The Tango system bails out starters in these situations, but hangs the loss on relievers because they record fewer outs. This is a pretty constant trend in the table above: starting pitchers, by virtue of pitching more innings rack up more points than relievers.

Consider the following example:

If a “winning” starter goes six innings (+18) and gives up three runs (-12), then a reliever needs to throw 2.1 shutout innings in order to take the win. While we criticize the existing W-L system for not dealing with modern bullpen mechanics, having a reliever appear in 3 consecutive innings seems less reasonable.

Now what happens if the team loses the game? The same pitcher that went six inning (+18) and gave up three runs (-18) has a score of 0. If any of the relievers gave up 1 run without recording 6 outs (once again, this rarely happens), then the bullpen takes the loss.

So the Tango system doesn’t deal particularly well with “middle” performances (giving up 3-4 runs in a start) because the starting pitcher will probably get the W if the team wins, while if a reliever gives up say, 1-2 runs, the loss will probably be hung on the reliever. The margin for error associated with relief performances is much smaller than starters under the Tango-win system.

Considering that league-average ERA is 4.88, it is not uncommon for  relief pitchers to give up a run or two.

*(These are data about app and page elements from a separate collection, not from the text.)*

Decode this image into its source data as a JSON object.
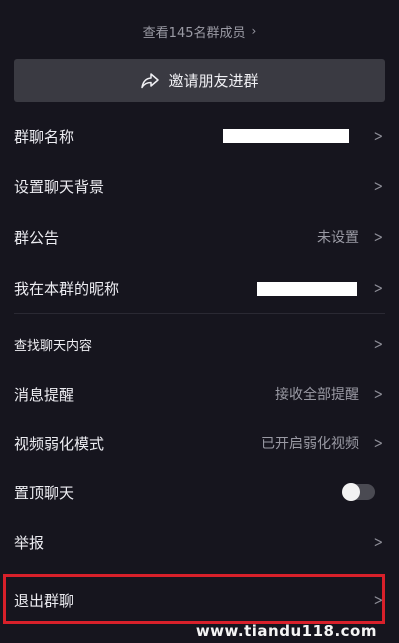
{
  "header": {
    "members_link": "查看145名群成员",
    "invite_button": "邀请朋友进群"
  },
  "settings": {
    "group_name": {
      "label": "群聊名称"
    },
    "chat_background": {
      "label": "设置聊天背景"
    },
    "announcement": {
      "label": "群公告",
      "value": "未设置"
    },
    "my_nickname": {
      "label": "我在本群的昵称"
    },
    "search_history": {
      "label": "查找聊天内容"
    },
    "notifications": {
      "label": "消息提醒",
      "value": "接收全部提醒"
    },
    "video_weak_mode": {
      "label": "视频弱化模式",
      "value": "已开启弱化视频"
    },
    "pin_chat": {
      "label": "置顶聊天",
      "toggle_on": false
    },
    "report": {
      "label": "举报"
    },
    "leave_group": {
      "label": "退出群聊"
    }
  },
  "watermark": "www.tiandu118.com",
  "colors": {
    "background": "#16151e",
    "button_bg": "#3a3a42",
    "highlight_border": "#d8202a"
  }
}
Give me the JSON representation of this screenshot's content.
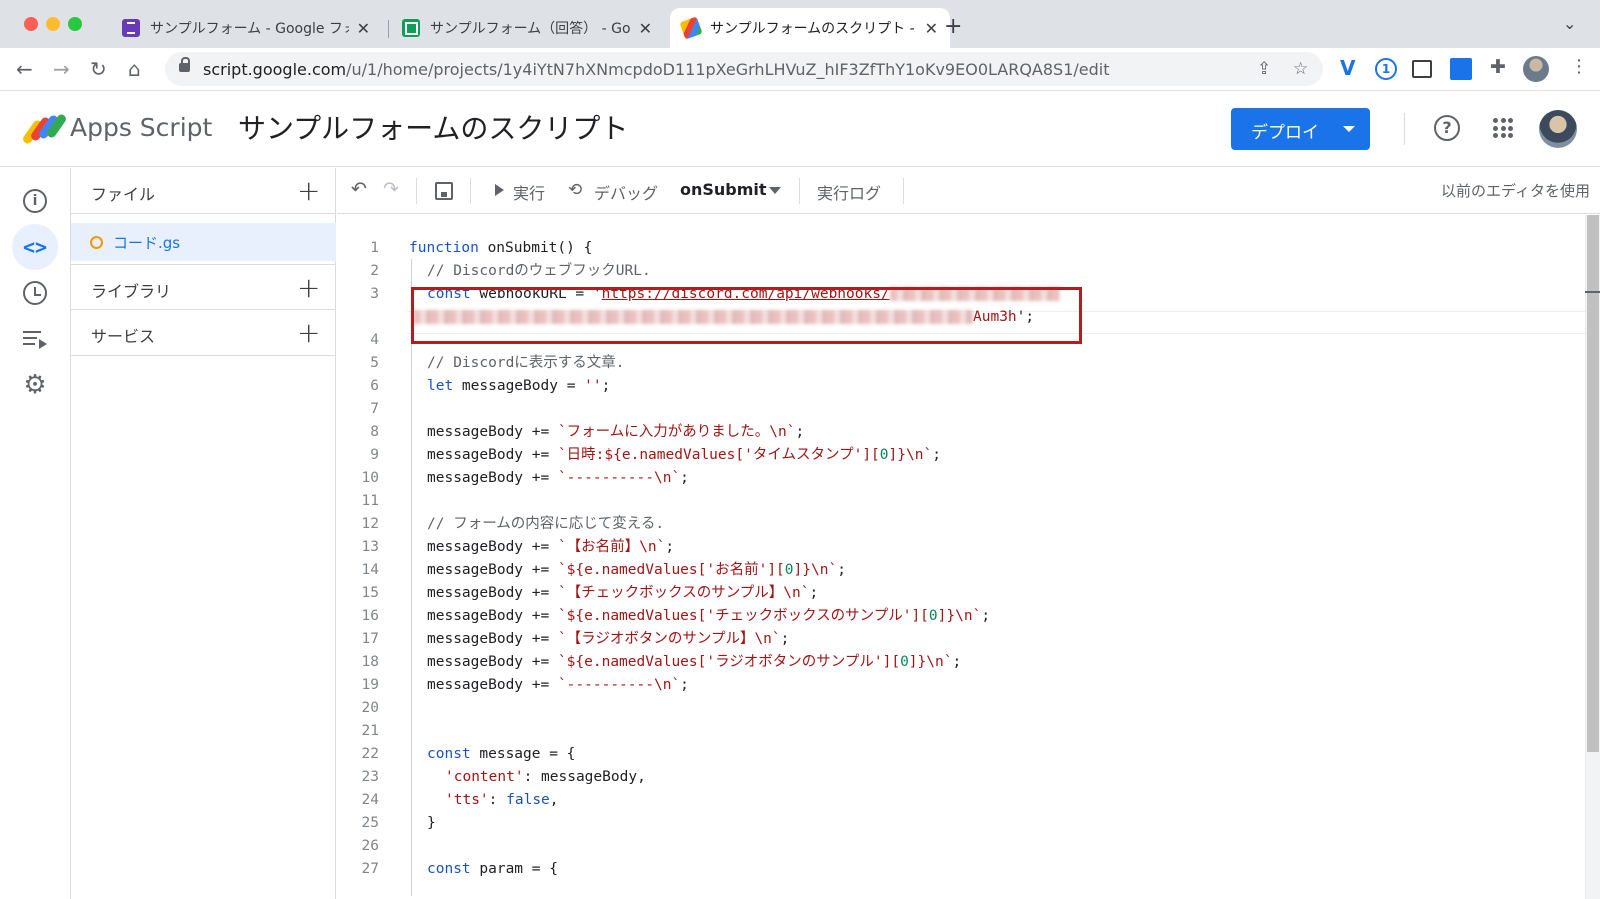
{
  "browser": {
    "tabs": [
      {
        "title": "サンプルフォーム - Google フォーム",
        "icon": "forms-icon",
        "active": false
      },
      {
        "title": "サンプルフォーム（回答） - Google スプレッドシート",
        "icon": "sheets-icon",
        "active": false
      },
      {
        "title": "サンプルフォームのスクリプト - Apps Script",
        "icon": "apps-script-icon",
        "active": true
      }
    ],
    "url_host": "script.google.com",
    "url_path": "/u/1/home/projects/1y4iYtN7hXNmcpdoD111pXeGrhLHVuZ_hIF3ZfThY1oKv9EO0LARQA8S1/edit"
  },
  "header": {
    "brand": "Apps Script",
    "project_title": "サンプルフォームのスクリプト",
    "deploy_label": "デプロイ"
  },
  "files_panel": {
    "files_label": "ファイル",
    "file_name": "コード.gs",
    "libraries_label": "ライブラリ",
    "services_label": "サービス"
  },
  "toolbar": {
    "run_label": "実行",
    "debug_label": "デバッグ",
    "function_name": "onSubmit",
    "log_label": "実行ログ",
    "legacy_editor_label": "以前のエディタを使用"
  },
  "code": {
    "lines": [
      {
        "n": "1"
      },
      {
        "n": "2"
      },
      {
        "n": "3"
      },
      {
        "n": ""
      },
      {
        "n": "4"
      },
      {
        "n": "5"
      },
      {
        "n": "6"
      },
      {
        "n": "7"
      },
      {
        "n": "8"
      },
      {
        "n": "9"
      },
      {
        "n": "10"
      },
      {
        "n": "11"
      },
      {
        "n": "12"
      },
      {
        "n": "13"
      },
      {
        "n": "14"
      },
      {
        "n": "15"
      },
      {
        "n": "16"
      },
      {
        "n": "17"
      },
      {
        "n": "18"
      },
      {
        "n": "19"
      },
      {
        "n": "20"
      },
      {
        "n": "21"
      },
      {
        "n": "22"
      },
      {
        "n": "23"
      },
      {
        "n": "24"
      },
      {
        "n": "25"
      },
      {
        "n": "26"
      },
      {
        "n": "27"
      }
    ],
    "t": {
      "l1_kw": "function",
      "l1_rest": " onSubmit() {",
      "l2": "// DiscordのウェブフックURL.",
      "l3_kw": "const",
      "l3_rest": " webhookURL = '",
      "l3_url": "https://discord.com/api/webhooks/",
      "l3b_tail": "Aum3h",
      "l3b_end": "';",
      "l5": "// Discordに表示する文章.",
      "l6_kw": "let",
      "l6_rest": " messageBody = ",
      "l6_str": "''",
      "l6_end": ";",
      "mb": "messageBody += ",
      "l8_str": "`フォームに入力がありました。\\n`",
      "semi": ";",
      "l9_a": "`日時:${e.namedValues[",
      "l9_b": "'タイムスタンプ'",
      "l9_c": "][",
      "zero": "0",
      "l9_d": "]}\\n`",
      "l10_str": "`----------\\n`",
      "l12": "// フォームの内容に応じて変える.",
      "l13_str": "`【お名前】\\n`",
      "l14_a": "`${e.namedValues[",
      "l14_b": "'お名前'",
      "l14_c": "][",
      "l14_d": "]}\\n`",
      "l15_str": "`【チェックボックスのサンプル】\\n`",
      "l16_b": "'チェックボックスのサンプル'",
      "l17_str": "`【ラジオボタンのサンプル】\\n`",
      "l18_b": "'ラジオボタンのサンプル'",
      "l22_kw": "const",
      "l22_rest": " message = {",
      "l23_str": "'content'",
      "l23_rest": ": messageBody,",
      "l24_str": "'tts'",
      "l24_mid": ": ",
      "l24_kw": "false",
      "l24_end": ",",
      "l25": "}",
      "l27_kw": "const",
      "l27_rest": " param = {"
    }
  }
}
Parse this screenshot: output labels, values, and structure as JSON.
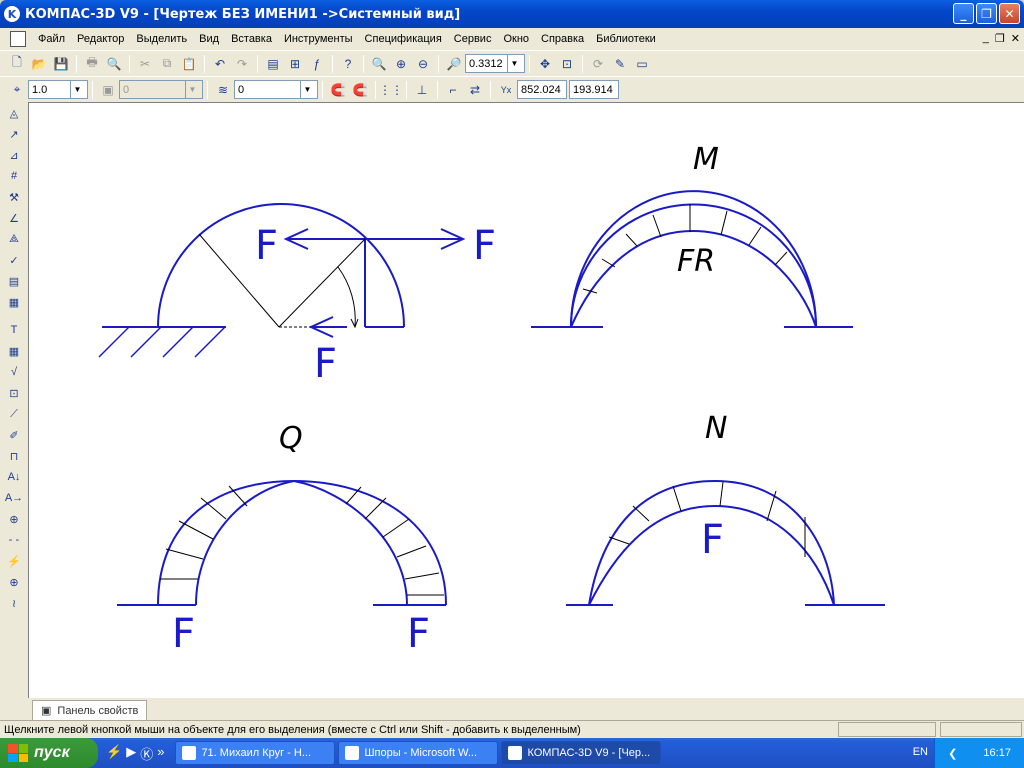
{
  "window": {
    "title": "КОМПАС-3D V9 - [Чертеж БЕЗ ИМЕНИ1 ->Системный вид]"
  },
  "menu": [
    "Файл",
    "Редактор",
    "Выделить",
    "Вид",
    "Вставка",
    "Инструменты",
    "Спецификация",
    "Сервис",
    "Окно",
    "Справка",
    "Библиотеки"
  ],
  "toolbar": {
    "zoom_value": "0.3312",
    "step_value": "1.0",
    "state_value": "0",
    "layer_value": "0",
    "coord_x": "852.024",
    "coord_y": "193.914"
  },
  "drawing": {
    "labels": {
      "f_top_left": "F",
      "f_top_right": "F",
      "f_bottom": "F",
      "m": "M",
      "fr": "FR",
      "q": "Q",
      "q_f_left": "F",
      "q_f_right": "F",
      "n": "N",
      "n_f": "F"
    },
    "line_color": "#1a1ac8",
    "thin_color": "#000000"
  },
  "panel": {
    "tab_label": "Панель свойств"
  },
  "status": {
    "text": "Щелкните левой кнопкой мыши на объекте для его выделения (вместе с Ctrl или Shift - добавить к выделенным)"
  },
  "taskbar": {
    "start_label": "пуск",
    "tasks": [
      "71. Михаил Круг - Н...",
      "Шпоры - Microsoft W...",
      "КОМПАС-3D V9 - [Чер..."
    ],
    "lang": "EN",
    "clock": "16:17"
  }
}
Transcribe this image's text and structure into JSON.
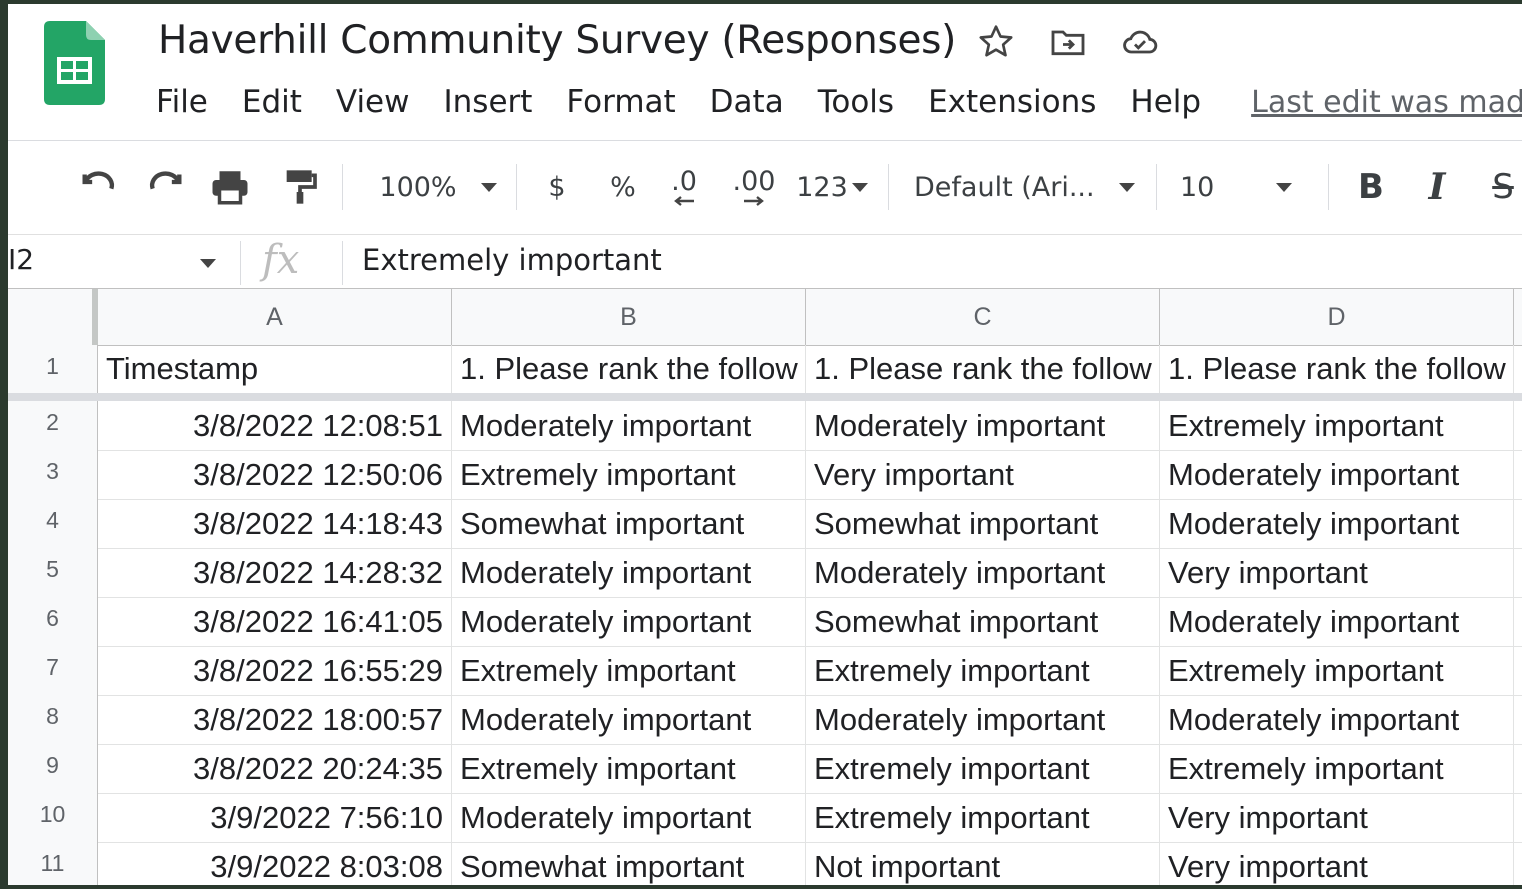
{
  "app": {
    "title": "Haverhill Community Survey (Responses)",
    "icons": [
      "star-icon",
      "move-to-folder-icon",
      "cloud-status-icon"
    ],
    "brand_color": "#23a566"
  },
  "menu": {
    "items": [
      "File",
      "Edit",
      "View",
      "Insert",
      "Format",
      "Data",
      "Tools",
      "Extensions",
      "Help"
    ],
    "last_edit": "Last edit was made"
  },
  "toolbar": {
    "zoom": "100%",
    "currency": "$",
    "percent": "%",
    "decrease_decimal": ".0",
    "increase_decimal": ".00",
    "more_formats": "123",
    "font": "Default (Ari...",
    "font_size": "10",
    "bold": "B",
    "italic": "I",
    "strikethrough": "S"
  },
  "formula_bar": {
    "cell_ref": "I2",
    "fx": "fx",
    "value": "Extremely important"
  },
  "sheet": {
    "columns": [
      "A",
      "B",
      "C",
      "D"
    ],
    "rows": [
      {
        "n": "1",
        "a": "Timestamp",
        "b": "1.  Please rank the follow",
        "c": "1.  Please rank the follow",
        "d": "1.  Please rank the follow"
      },
      {
        "n": "2",
        "a": "3/8/2022 12:08:51",
        "b": "Moderately important",
        "c": "Moderately important",
        "d": "Extremely important"
      },
      {
        "n": "3",
        "a": "3/8/2022 12:50:06",
        "b": "Extremely important",
        "c": "Very important",
        "d": "Moderately important"
      },
      {
        "n": "4",
        "a": "3/8/2022 14:18:43",
        "b": "Somewhat important",
        "c": "Somewhat important",
        "d": "Moderately important"
      },
      {
        "n": "5",
        "a": "3/8/2022 14:28:32",
        "b": "Moderately important",
        "c": "Moderately important",
        "d": "Very important"
      },
      {
        "n": "6",
        "a": "3/8/2022 16:41:05",
        "b": "Moderately important",
        "c": "Somewhat important",
        "d": "Moderately important"
      },
      {
        "n": "7",
        "a": "3/8/2022 16:55:29",
        "b": "Extremely important",
        "c": "Extremely important",
        "d": "Extremely important"
      },
      {
        "n": "8",
        "a": "3/8/2022 18:00:57",
        "b": "Moderately important",
        "c": "Moderately important",
        "d": "Moderately important"
      },
      {
        "n": "9",
        "a": "3/8/2022 20:24:35",
        "b": "Extremely important",
        "c": "Extremely important",
        "d": "Extremely important"
      },
      {
        "n": "10",
        "a": "3/9/2022 7:56:10",
        "b": "Moderately important",
        "c": "Extremely important",
        "d": "Very important"
      },
      {
        "n": "11",
        "a": "3/9/2022 8:03:08",
        "b": "Somewhat important",
        "c": "Not important",
        "d": "Very important"
      }
    ]
  }
}
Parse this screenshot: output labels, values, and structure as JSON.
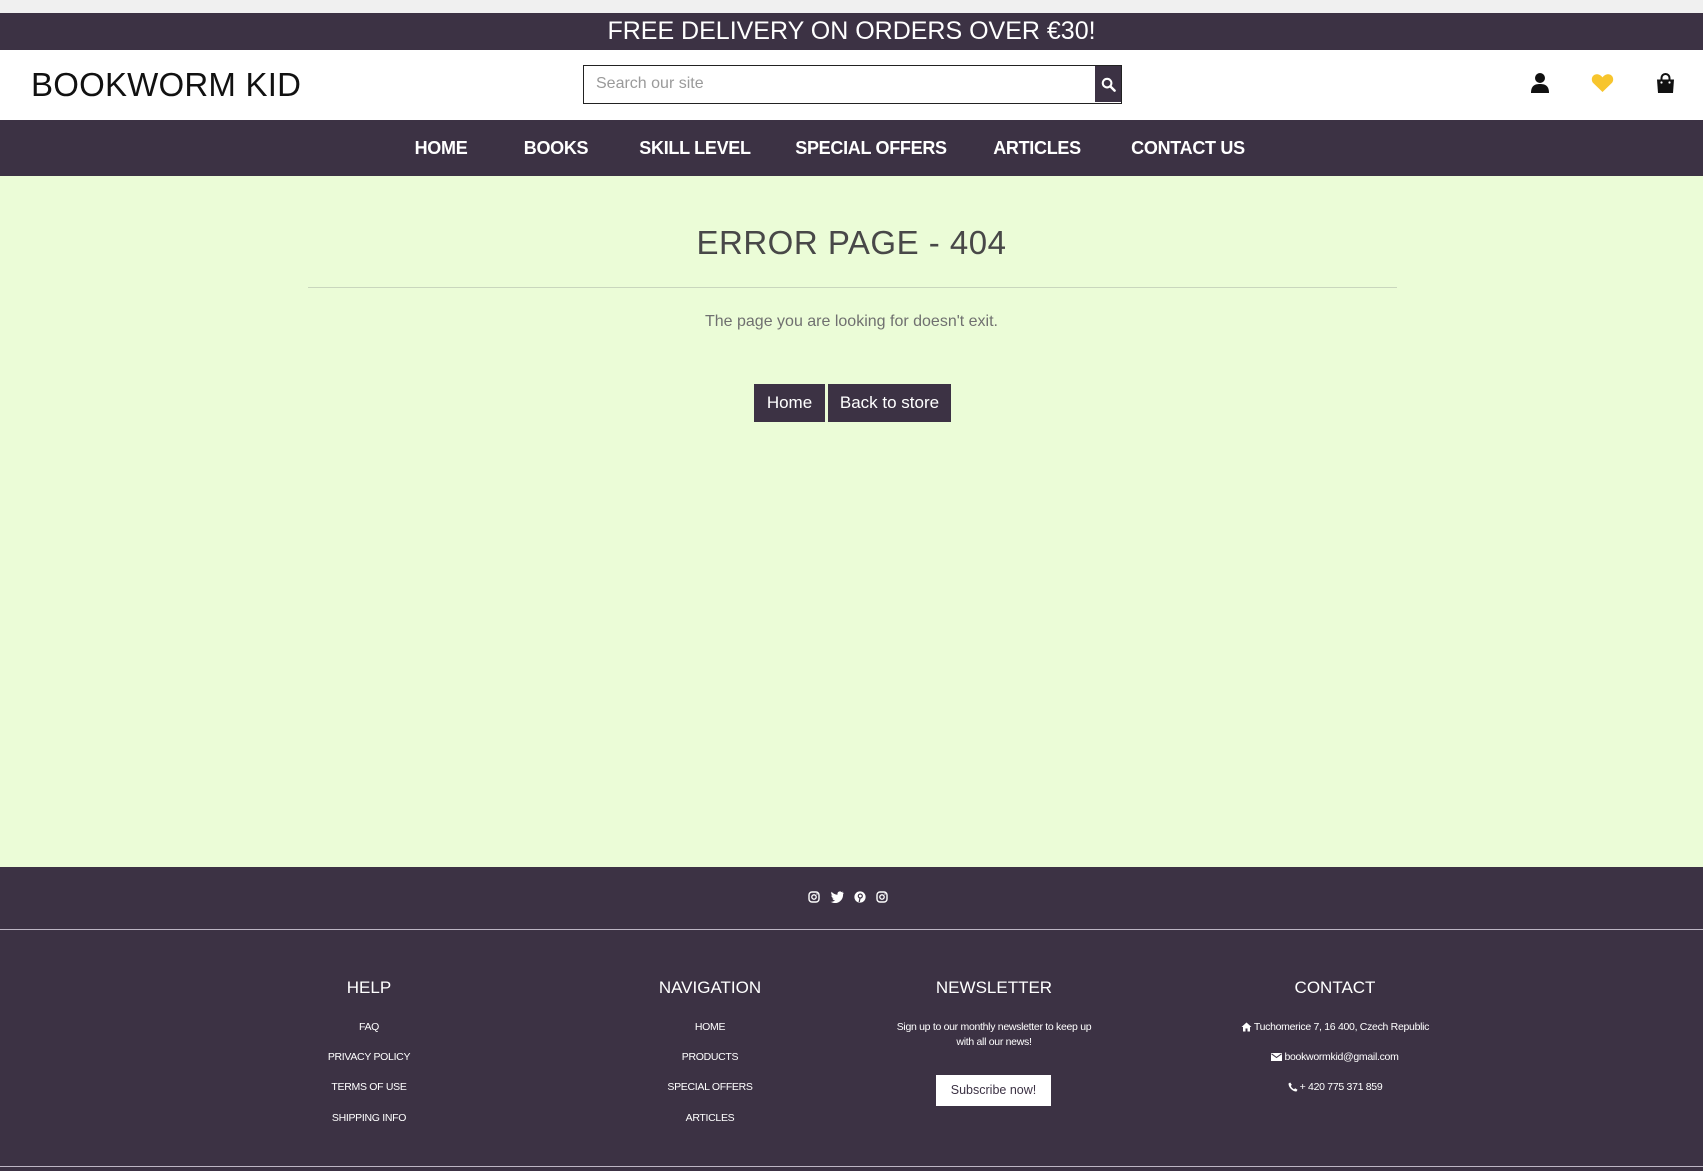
{
  "banner": {
    "text": "FREE DELIVERY ON ORDERS OVER €30!"
  },
  "header": {
    "logo_bold": "BOOKWORM",
    "logo_thin": "KID",
    "search_placeholder": "Search our site",
    "icons": [
      "user-icon",
      "heart-icon",
      "shopping-bag-icon"
    ],
    "heart_color": "#f7c52d"
  },
  "nav": {
    "items": [
      {
        "label": "HOME"
      },
      {
        "label": "BOOKS"
      },
      {
        "label": "SKILL LEVEL"
      },
      {
        "label": "SPECIAL OFFERS"
      },
      {
        "label": "ARTICLES"
      },
      {
        "label": "CONTACT US"
      }
    ]
  },
  "main": {
    "title": "ERROR PAGE - 404",
    "message": "The page you are looking for doesn't exit.",
    "home_button": "Home",
    "store_button": "Back to store"
  },
  "social": {
    "icons": [
      "instagram-icon",
      "twitter-icon",
      "pinterest-icon",
      "instagram-icon"
    ]
  },
  "footer": {
    "help": {
      "heading": "HELP",
      "links": [
        "FAQ",
        "PRIVACY POLICY",
        "TERMS OF USE",
        "SHIPPING INFO"
      ]
    },
    "navigation": {
      "heading": "NAVIGATION",
      "links": [
        "HOME",
        "PRODUCTS",
        "SPECIAL OFFERS",
        "ARTICLES"
      ]
    },
    "newsletter": {
      "heading": "NEWSLETTER",
      "text": "Sign up to our monthly newsletter to keep up with all our news!",
      "button": "Subscribe now!"
    },
    "contact": {
      "heading": "CONTACT",
      "address": "Tuchomerice 7, 16 400, Czech Republic",
      "email": "bookwormkid@gmail.com",
      "phone": "+ 420 775 371 859"
    }
  },
  "colors": {
    "brand": "#3c3244",
    "background": "#ebfcd7",
    "accent": "#f7c52d"
  }
}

All of this is to say that league average starters (ERA of 4.50, or a “quality start”) benefit greatly from this system while starters who are below league average suffer. The Tango system is probably better than our current system in determining who influenced the outcome of the game, but it is fairly unsatisfying. Really, the problem is trying to tie one player’s performance down as the “winning” or “losing” performance. Twenty-seven outs is just too long and complicated to pin it all on one player.

At the end of the day, the idea of giving pitchers wins and losses is so broken that perhaps we should abandon the idea that pitchers lose games and just give the win to whoever has the highest Tango-Score on the winning team.